6031 words - 24 pages being accepted as a scientific means of therapy, many people's notion that it won't work on them, or is a mere form of magical myth, can play a role in inhibiting one's ability to attain the trance-like state that is associated with hypnosis. The word "hypnosis" itself, often elicits a judgment from the receiver as to the validity of the practice.The receiver's goal can also have an effect on their experience. Silva (1992) found that higher levels

Uncovering The Truth About Hypnosis Essay

985 words - 4 pages Throughout history, hypnosis has been a widely accepted practice that was said to solve everything from psychological disorders, to weight loss. Hardly any research had been conducted on the effectiveness of hypnosis. That is, until Nicolas Spanos (1982) released his findings gathered from sixteen separate studies on hypnosis. Spanos’ theory was that hypnosis was not an altered state of consciousness, but actually voluntary actions carried out

Beyond The Common Myths Of Hypnosis

2267 words - 9 pages Mesmerism was not related to magnetic chances but to suggestions. Mesmerism soon led to the word “hypnosis”, which was taken from the Greek God of Sleep – Hypno – by a Scottish surgeon James (Smith 173). Due to the mystifying power of hypnosis, it is now used widely throughout the world. Although hypnotizing a patient is broadly viewed as putting him to sleep, this is actually another popular false belief. It is actually a state of relaxation in which

Describe And Evaluate The Claim That Hypnosis Is An Altered State Of Awareness
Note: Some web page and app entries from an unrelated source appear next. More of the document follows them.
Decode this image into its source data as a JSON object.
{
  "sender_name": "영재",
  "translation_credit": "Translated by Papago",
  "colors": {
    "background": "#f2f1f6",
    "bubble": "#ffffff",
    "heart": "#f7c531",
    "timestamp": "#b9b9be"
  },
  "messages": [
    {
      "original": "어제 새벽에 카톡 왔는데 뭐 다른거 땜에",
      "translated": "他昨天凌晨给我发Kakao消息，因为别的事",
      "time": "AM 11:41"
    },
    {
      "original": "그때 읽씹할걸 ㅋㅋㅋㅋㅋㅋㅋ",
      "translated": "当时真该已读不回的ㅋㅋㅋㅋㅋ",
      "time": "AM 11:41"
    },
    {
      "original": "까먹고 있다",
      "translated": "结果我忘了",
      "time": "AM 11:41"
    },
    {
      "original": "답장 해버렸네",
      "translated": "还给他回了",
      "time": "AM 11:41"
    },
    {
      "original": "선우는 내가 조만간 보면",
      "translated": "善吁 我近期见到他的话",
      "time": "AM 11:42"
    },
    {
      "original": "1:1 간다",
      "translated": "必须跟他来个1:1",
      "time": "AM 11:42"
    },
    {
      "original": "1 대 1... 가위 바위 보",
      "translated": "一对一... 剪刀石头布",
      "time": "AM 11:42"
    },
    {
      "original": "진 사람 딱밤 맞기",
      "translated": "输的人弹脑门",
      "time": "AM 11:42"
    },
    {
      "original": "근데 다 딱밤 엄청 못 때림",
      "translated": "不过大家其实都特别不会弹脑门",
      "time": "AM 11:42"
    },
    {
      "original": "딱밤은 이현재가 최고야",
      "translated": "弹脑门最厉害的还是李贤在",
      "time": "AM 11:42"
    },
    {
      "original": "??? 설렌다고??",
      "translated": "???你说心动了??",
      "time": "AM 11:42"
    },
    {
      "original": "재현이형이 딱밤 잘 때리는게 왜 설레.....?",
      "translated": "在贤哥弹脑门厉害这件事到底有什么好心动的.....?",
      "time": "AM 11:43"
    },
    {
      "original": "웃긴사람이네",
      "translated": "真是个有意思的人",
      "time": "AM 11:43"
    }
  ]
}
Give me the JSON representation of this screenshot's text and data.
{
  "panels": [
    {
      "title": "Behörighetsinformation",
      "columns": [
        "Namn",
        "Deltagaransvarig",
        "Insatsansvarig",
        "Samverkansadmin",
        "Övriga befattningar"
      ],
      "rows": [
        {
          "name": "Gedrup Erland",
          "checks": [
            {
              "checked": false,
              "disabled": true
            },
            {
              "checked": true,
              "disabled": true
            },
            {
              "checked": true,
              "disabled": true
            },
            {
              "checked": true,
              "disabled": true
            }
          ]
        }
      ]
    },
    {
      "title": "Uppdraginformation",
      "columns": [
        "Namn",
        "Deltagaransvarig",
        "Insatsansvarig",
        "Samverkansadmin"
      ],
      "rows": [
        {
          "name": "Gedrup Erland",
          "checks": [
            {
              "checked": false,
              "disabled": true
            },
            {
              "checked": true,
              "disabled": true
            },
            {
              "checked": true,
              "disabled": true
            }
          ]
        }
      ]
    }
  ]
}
1603 words - 6 pages Hypnosis is a hotly debated state of awareness in that as the question indicates state theorists hold that it involves an altered state of awareness while other non-state theorists claim it is simply an act of social compliance where the hypnotised simply act out a role. Nevertheless as we shall see research has led to an understanding of various aspects of the phenomenon of hypnosis but it has failed to resolve this debate.Research using the